I live under the philosophy that anyone can learn something from anyone, no matter how intelligent or not, or how good or not the other may be. If you choose to listen only to people who agree with your philosophy, you learn nothing.
In law school we are taught to learn both sides of an argument. If you know the strengths and the weaknesses of both sides of an argument, you are in a better position to argue your side of the argument.
Too many people choose what they will believe and not believe and then close their minds to all arguments that differ with their chosen beliefs. These people are defiant to cogent arguments that may reveal flaws in their belief system.

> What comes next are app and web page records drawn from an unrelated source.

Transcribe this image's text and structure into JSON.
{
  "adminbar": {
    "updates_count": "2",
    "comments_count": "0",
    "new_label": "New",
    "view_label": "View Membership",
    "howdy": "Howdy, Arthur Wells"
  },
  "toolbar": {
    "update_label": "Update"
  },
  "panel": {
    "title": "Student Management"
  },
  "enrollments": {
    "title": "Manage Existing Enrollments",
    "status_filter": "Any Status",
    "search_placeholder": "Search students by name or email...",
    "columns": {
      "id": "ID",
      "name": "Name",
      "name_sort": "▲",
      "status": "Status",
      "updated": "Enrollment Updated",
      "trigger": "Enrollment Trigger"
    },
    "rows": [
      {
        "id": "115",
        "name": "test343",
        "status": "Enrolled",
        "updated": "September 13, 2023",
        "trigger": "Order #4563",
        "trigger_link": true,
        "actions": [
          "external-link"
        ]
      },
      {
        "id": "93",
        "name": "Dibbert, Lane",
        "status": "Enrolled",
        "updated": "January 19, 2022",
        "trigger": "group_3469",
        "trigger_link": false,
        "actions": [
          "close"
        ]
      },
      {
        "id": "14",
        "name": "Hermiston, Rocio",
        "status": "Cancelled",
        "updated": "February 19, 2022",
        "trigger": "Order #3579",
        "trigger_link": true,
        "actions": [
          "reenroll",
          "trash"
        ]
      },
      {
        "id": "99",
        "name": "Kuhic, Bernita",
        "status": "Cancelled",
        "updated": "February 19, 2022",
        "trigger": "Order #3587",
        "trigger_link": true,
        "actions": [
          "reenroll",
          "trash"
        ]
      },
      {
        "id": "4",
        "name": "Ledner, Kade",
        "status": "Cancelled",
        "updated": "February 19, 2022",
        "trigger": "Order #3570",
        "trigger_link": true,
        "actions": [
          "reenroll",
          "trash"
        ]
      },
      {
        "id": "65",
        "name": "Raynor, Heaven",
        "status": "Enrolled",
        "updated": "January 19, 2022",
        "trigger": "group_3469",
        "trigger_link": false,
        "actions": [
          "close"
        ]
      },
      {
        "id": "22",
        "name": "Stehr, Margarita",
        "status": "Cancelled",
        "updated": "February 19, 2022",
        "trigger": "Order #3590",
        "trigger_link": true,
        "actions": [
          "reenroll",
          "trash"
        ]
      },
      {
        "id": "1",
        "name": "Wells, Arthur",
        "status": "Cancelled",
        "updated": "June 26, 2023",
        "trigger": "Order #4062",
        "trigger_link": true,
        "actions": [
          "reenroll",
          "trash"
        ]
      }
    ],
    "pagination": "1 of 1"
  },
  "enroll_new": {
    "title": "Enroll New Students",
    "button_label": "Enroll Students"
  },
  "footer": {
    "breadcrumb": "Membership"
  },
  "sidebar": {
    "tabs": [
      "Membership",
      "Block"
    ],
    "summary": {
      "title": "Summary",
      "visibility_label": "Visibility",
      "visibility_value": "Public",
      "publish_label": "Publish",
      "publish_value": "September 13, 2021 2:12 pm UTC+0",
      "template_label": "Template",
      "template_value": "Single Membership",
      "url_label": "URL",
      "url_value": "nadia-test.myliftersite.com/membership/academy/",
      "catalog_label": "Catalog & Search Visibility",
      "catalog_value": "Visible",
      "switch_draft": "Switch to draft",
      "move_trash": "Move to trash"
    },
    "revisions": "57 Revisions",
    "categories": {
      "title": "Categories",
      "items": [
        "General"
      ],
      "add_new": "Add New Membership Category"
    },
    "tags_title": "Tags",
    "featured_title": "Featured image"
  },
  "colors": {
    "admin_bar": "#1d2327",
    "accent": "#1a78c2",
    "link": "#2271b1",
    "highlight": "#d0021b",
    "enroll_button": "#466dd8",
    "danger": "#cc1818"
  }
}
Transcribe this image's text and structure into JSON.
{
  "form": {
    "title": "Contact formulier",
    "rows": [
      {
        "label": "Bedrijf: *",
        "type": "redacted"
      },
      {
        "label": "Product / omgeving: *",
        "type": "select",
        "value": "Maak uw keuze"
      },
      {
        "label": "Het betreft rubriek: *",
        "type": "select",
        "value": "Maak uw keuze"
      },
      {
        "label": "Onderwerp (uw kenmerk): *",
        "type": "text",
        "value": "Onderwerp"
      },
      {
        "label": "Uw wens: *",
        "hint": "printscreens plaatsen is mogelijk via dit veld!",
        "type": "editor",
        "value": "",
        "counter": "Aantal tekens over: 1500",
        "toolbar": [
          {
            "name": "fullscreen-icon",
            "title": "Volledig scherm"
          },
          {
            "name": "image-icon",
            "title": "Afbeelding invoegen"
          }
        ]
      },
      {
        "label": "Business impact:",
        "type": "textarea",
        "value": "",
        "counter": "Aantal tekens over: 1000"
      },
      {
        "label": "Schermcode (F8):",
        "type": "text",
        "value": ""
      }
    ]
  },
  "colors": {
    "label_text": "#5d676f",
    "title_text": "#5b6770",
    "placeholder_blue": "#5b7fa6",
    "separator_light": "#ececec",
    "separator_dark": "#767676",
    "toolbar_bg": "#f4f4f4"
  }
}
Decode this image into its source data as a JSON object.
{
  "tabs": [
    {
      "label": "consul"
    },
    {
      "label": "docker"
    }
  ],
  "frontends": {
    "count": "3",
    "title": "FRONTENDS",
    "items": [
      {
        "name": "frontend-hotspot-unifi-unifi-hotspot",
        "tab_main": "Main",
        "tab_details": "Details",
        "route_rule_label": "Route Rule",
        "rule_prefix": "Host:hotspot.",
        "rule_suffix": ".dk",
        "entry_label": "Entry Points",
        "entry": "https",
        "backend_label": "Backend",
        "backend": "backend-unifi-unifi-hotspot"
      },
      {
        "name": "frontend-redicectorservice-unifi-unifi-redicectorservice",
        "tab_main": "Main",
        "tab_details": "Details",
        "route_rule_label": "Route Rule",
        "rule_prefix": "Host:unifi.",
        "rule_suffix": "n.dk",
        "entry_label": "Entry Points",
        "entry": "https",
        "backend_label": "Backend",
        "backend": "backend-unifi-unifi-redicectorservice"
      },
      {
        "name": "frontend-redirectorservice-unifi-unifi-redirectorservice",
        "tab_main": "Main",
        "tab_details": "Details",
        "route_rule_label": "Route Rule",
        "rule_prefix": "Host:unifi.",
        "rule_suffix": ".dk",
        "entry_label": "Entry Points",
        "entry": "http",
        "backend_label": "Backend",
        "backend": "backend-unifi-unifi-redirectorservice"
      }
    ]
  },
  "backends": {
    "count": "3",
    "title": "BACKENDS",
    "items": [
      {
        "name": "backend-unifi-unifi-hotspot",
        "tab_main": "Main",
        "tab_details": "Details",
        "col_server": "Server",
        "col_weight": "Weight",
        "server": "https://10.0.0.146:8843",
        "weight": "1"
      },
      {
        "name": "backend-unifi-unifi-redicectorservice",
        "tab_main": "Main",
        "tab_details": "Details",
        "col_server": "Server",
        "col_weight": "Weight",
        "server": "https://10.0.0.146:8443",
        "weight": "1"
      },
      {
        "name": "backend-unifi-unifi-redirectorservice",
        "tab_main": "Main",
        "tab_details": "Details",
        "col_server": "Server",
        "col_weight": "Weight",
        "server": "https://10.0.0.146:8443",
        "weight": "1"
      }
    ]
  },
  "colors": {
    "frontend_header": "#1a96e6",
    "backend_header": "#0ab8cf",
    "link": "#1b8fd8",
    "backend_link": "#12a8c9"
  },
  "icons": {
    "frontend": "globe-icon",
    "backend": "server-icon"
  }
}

I have read books written by lawyers, philosophers, physicists ... Hitler, American Indians ... biographies about Dr. King, Gandhi, Jefferson, Franklin ... philosophies about Christianity, Judaism, Marxism, Capitalism, Atheism ... history as told by Americans, Indians, Chinese, French ... to name a few. The idea is to understand why different philosophies develop. Why different people think differently. You can choose for yourself if your philosophy stands "as is" or needs revision or falls to another philosophy. But how can you truly know you are on the right track if you only listen to yourself and others who think like you.
And if you fear exposure to "unnecessary evils," then you must question your own beliefs. Because if you fear words that different from your own, you must have doubts in your own beliefs. And if you have doubts in your own beliefs, then you must ask yourself if you are wrong. And if you are wrong, should not you discover what is right?